I came across an old journal the other day, looking for the spell I remember casting over ten years ago to find my perfect mate. Wouldn’t it be fun to write a new one and dig out the old one and see how they compare fifteen plus years apart? What I couldn’t find is the spell I so clearly remember writing – I wrote almost daily back then. What I found instead is my old, huge journal buried in a box of books in the basement – red velvet, embossed in gold the word “Secrets” on the cover (I took this journal everywhere with me back then) – filled with delicate ideas and my romantic heart spilled across pages and pages.
I was working in the restaurant industry then. I had dropped out of college, lived on my own for the first time, had money in my pocket, and not a care in the world. I remember this time in my life vividly. I saw the world as though it was a tapestry of colors and an endless sea of possibility. I was just old enough to have an adult relationship with my mother. We would speak on the phone over coffee most mornings – when I could, from the cozy balcony off my bedroom that overlooked the lake across the street. Time felt slow then. Life felt full. I was fully aware of each small beauty I was inviting into my life. I was creating my own world, and it was full of delight, artistic notions, and fun! I had just turned twenty-one.
As I thumbed through the pages of this journal I began to discover, somewhat uneasily, that this time capsule held more than the idyllic dreamings of my younger self. I continued to thumb through, a slight tightening in my chest and heart. One more flip of the page and there it was: so clearly the unraveling, the shifting from that young girl in a moment.
One turn of the page, and my prose shifts from sweet ideas and haikus around sunsets, lakes, and love to the very real and painful experience of watching my mother die, my family change, my life forever altered. Even my handwriting looks completely different from the start of the journal to the end, a living artifact of a mind wrecked with grief. From prose of romance and a fairy tale heart to darkness and confusion. In some places I slip into third person, too painful I suppose to own the thoughts and feelings at the time.
The tense changes from present tense – alive in the moments of each day as a well formed, cheery girl – to past tense: a dissociation from reality as reality became too hard to bear. As I realize what I have stumbled upon, this journal that is my unedited heart on the page, it breaks once more. How long it has taken to stare at this pain directly and acknowledge it. How long it’s taken to forgive myself for being human through the darkest hours of my life to now. How many years I tried so desperately to hide the pain and smile, hoping no one would notice.
I have had friends over the years who have struggled to understand how much changed in my heart and life, and how quickly. Friends who, at the time, wished me back to my old self (how could they not? We were babies, primed for the time of our lives). I now understand the split, the break, the loss of my old self as that time in my life shook me to my bones and threatened to undo me completely: the change that they could see but I couldn’t.

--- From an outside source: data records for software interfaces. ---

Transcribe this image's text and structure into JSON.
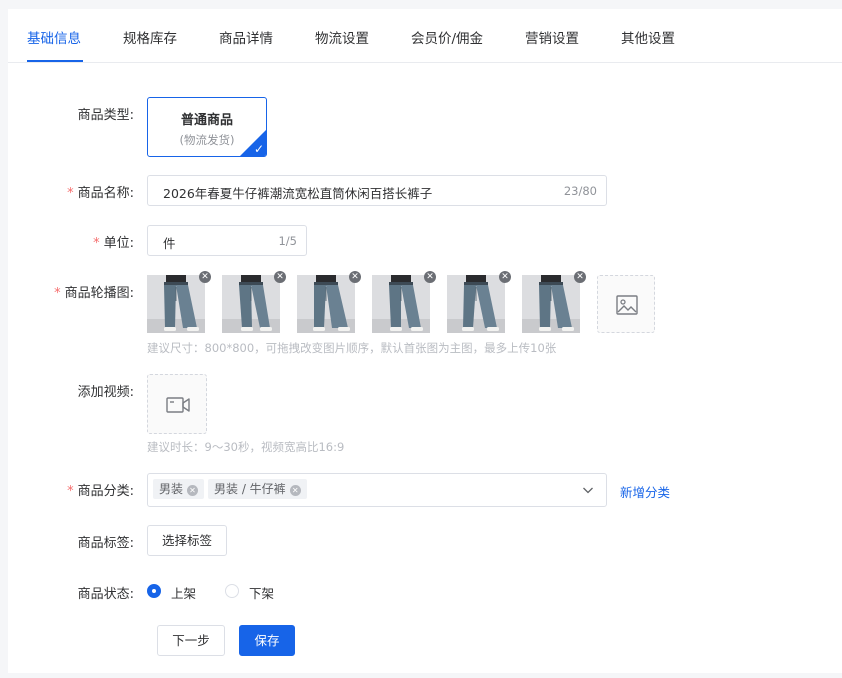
{
  "tabs": [
    {
      "label": "基础信息",
      "active": true
    },
    {
      "label": "规格库存",
      "active": false
    },
    {
      "label": "商品详情",
      "active": false
    },
    {
      "label": "物流设置",
      "active": false
    },
    {
      "label": "会员价/佣金",
      "active": false
    },
    {
      "label": "营销设置",
      "active": false
    },
    {
      "label": "其他设置",
      "active": false
    }
  ],
  "form": {
    "required_mark": "*",
    "product_type": {
      "label": "商品类型:",
      "option_title": "普通商品",
      "option_sub": "(物流发货)",
      "check_icon": "checkmark-icon"
    },
    "product_name": {
      "label": "商品名称:",
      "value": "2026年春夏牛仔裤潮流宽松直筒休闲百搭长裤子",
      "count": "23/80"
    },
    "unit": {
      "label": "单位:",
      "value": "件",
      "count": "1/5"
    },
    "carousel": {
      "label": "商品轮播图:",
      "image_count": 6,
      "delete_icon": "close-icon",
      "upload_icon": "image-icon",
      "hint": "建议尺寸：800*800，可拖拽改变图片顺序，默认首张图为主图，最多上传10张"
    },
    "video": {
      "label": "添加视频:",
      "upload_icon": "video-camera-icon",
      "hint": "建议时长：9～30秒，视频宽高比16:9"
    },
    "category": {
      "label": "商品分类:",
      "tags": [
        "男装",
        "男装 / 牛仔裤"
      ],
      "add_link": "新增分类"
    },
    "tags": {
      "label": "商品标签:",
      "button": "选择标签"
    },
    "status": {
      "label": "商品状态:",
      "options": [
        {
          "label": "上架",
          "selected": true
        },
        {
          "label": "下架",
          "selected": false
        }
      ]
    }
  },
  "actions": {
    "next": "下一步",
    "save": "保存"
  },
  "colors": {
    "primary": "#1764e8",
    "required": "#f56c6c"
  }
}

I was aware then that my heart ached with pain because I could no longer call my mother on the phone, hear her voice, catch that singular whiff of garlic on her hands. I didn’t know that I was also losing a version of myself at the time. I didn’t know then that soon there would be things in my life that I could never un-see, un-feel, un-know.
From my perspective I was simply “becoming”.
Shaped into who I am now, casually over time.
The journal tells a different story, a much quicker one. The story of a young girl who believed in fairy tale endings until – with the turn of a page – she didn’t. Overnight. Seemingly without warning. I can look back on that young girl with compassion now, forgiveness. I have finally found the strength to own the pain that I tried so hard to run from back then, the darkness, my first deep glimpse into the flip side of a heart filled with joy. I can honor her pain, the layers of loss I couldn’t understand at the time. I welcome her home.
The smokestacks are raging steam,
Billowing white into the crisp stillness
Of the ink black sky.
Yellow sparkling alters smile down,
Blinking approvingly from heaven.
So I blew a kiss to the moon (and you)
And it winked at me.
The nightly freight train finally whispered
past the window,
Passing with silent weight
through my night.
It’s right there, just on the other side.
I cannot touch it, and I cannot touch you,
Only the thought of you –
Here, sewn to me with silver,
Breathing light into darkness,
Paying silent homage with me, to life.